**Material for this exercise**:
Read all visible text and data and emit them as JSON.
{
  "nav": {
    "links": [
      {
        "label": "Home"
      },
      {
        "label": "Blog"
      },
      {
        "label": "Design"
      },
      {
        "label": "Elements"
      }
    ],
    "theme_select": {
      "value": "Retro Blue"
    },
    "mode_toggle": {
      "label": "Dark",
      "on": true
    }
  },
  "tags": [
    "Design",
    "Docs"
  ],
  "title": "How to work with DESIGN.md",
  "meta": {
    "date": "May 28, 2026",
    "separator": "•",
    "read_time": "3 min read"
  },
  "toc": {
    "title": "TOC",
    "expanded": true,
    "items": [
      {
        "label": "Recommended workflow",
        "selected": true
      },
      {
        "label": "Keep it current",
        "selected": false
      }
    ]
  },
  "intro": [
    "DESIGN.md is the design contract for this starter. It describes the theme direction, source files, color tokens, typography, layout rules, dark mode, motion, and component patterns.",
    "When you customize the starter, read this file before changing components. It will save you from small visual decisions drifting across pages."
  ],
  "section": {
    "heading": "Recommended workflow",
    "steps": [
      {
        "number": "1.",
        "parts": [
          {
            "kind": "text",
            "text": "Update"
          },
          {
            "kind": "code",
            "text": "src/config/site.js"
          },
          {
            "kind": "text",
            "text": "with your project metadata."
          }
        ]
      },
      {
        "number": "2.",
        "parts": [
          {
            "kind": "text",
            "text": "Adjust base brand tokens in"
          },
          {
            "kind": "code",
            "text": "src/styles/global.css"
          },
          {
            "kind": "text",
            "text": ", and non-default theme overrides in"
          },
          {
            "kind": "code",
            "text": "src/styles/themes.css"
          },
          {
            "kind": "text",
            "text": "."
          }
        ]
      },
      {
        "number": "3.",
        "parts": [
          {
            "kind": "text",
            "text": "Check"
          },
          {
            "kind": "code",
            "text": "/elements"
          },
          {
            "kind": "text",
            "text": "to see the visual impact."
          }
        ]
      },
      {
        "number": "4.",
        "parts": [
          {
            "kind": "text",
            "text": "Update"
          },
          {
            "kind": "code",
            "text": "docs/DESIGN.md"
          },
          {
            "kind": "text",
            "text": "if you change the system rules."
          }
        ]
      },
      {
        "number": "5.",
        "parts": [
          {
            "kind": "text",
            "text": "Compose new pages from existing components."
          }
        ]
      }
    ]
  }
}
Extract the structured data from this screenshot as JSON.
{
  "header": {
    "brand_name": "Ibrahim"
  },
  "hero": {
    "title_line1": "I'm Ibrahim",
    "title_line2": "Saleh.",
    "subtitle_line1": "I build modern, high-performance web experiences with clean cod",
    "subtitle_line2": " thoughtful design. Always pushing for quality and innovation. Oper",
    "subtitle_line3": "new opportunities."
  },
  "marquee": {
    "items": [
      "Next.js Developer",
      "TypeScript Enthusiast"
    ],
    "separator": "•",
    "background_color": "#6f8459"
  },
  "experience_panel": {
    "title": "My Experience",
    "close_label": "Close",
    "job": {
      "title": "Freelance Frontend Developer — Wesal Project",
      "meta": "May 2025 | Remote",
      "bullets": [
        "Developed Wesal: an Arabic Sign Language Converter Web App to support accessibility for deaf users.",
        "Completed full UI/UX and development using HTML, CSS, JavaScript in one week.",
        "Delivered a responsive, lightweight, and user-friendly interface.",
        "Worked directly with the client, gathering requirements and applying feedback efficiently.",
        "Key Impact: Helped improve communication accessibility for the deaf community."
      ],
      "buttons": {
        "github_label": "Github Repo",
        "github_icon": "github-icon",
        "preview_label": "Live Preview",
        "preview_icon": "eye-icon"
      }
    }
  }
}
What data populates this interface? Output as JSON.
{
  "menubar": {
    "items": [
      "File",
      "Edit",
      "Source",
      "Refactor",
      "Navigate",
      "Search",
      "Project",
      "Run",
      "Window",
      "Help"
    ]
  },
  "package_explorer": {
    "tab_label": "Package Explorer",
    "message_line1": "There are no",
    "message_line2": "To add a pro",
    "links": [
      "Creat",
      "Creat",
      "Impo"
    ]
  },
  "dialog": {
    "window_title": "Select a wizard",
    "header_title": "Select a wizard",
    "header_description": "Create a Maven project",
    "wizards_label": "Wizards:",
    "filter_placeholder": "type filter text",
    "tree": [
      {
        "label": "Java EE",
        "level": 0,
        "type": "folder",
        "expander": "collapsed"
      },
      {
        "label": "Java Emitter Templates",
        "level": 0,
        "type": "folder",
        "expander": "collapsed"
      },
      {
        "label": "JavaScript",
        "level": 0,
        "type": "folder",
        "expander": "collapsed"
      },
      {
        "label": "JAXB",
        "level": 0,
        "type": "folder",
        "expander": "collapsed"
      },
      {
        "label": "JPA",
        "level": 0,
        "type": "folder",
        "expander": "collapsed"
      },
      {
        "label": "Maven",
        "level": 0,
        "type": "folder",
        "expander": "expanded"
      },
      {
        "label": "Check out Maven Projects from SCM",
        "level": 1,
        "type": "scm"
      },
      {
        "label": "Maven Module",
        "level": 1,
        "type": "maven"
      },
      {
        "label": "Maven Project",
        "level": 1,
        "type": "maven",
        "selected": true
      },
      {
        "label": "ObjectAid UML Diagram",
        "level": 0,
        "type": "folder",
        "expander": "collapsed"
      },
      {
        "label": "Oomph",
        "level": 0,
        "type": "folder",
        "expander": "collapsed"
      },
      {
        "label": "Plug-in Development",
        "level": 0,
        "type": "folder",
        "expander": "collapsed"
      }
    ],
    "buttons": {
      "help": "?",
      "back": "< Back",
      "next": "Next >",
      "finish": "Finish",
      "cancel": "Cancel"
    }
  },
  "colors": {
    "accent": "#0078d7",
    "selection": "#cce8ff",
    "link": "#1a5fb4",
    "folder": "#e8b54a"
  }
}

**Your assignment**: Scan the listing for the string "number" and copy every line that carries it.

**Solution to the problem**:
        "number": "1.",
        "number": "2.",
        "number": "3.",
        "number": "4.",
        "number": "5.",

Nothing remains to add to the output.